▶ **Required work**
Search the data for the string "this" and copy each line in which it appears.

Web page and app entries
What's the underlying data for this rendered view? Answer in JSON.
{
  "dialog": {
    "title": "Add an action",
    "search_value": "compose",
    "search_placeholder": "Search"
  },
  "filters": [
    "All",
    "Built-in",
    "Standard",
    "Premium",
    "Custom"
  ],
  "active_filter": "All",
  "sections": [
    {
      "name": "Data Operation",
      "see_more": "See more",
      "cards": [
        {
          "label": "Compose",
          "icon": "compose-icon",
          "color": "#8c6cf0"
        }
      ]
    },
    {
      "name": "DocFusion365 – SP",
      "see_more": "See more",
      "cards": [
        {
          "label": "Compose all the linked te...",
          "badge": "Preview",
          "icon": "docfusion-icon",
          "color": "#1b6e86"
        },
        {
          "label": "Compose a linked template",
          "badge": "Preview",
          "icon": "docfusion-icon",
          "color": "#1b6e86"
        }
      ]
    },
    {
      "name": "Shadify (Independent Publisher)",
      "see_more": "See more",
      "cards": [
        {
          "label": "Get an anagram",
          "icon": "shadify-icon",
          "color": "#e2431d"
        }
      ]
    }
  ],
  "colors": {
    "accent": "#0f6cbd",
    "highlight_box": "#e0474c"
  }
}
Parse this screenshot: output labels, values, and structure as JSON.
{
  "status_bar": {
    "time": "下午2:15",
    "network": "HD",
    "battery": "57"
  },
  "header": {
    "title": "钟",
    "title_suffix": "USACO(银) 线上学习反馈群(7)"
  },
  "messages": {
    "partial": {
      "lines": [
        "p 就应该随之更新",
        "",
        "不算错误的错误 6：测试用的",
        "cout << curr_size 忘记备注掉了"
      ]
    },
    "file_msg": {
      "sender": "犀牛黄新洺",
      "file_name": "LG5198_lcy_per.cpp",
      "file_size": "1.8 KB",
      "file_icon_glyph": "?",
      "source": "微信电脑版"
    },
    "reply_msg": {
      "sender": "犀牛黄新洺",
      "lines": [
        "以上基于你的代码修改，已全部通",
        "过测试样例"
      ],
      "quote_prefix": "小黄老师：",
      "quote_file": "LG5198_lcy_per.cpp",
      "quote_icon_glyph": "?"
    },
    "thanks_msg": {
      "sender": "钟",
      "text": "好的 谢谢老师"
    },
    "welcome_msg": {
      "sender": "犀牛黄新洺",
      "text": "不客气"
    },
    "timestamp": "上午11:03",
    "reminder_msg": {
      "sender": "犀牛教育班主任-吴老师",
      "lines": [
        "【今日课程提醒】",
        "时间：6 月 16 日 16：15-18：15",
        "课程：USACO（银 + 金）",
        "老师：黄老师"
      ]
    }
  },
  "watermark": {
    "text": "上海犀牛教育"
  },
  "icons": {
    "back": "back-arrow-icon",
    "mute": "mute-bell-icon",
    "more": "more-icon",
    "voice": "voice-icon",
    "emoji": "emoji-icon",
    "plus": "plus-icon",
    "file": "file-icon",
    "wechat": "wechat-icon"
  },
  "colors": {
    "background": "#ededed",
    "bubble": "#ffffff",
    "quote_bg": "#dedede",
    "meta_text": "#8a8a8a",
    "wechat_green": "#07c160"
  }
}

▶ **Answer to the problem**
What's the underlying data for this rendered view? Answer in JSON.
Parse this screenshot: output labels, values, and structure as JSON.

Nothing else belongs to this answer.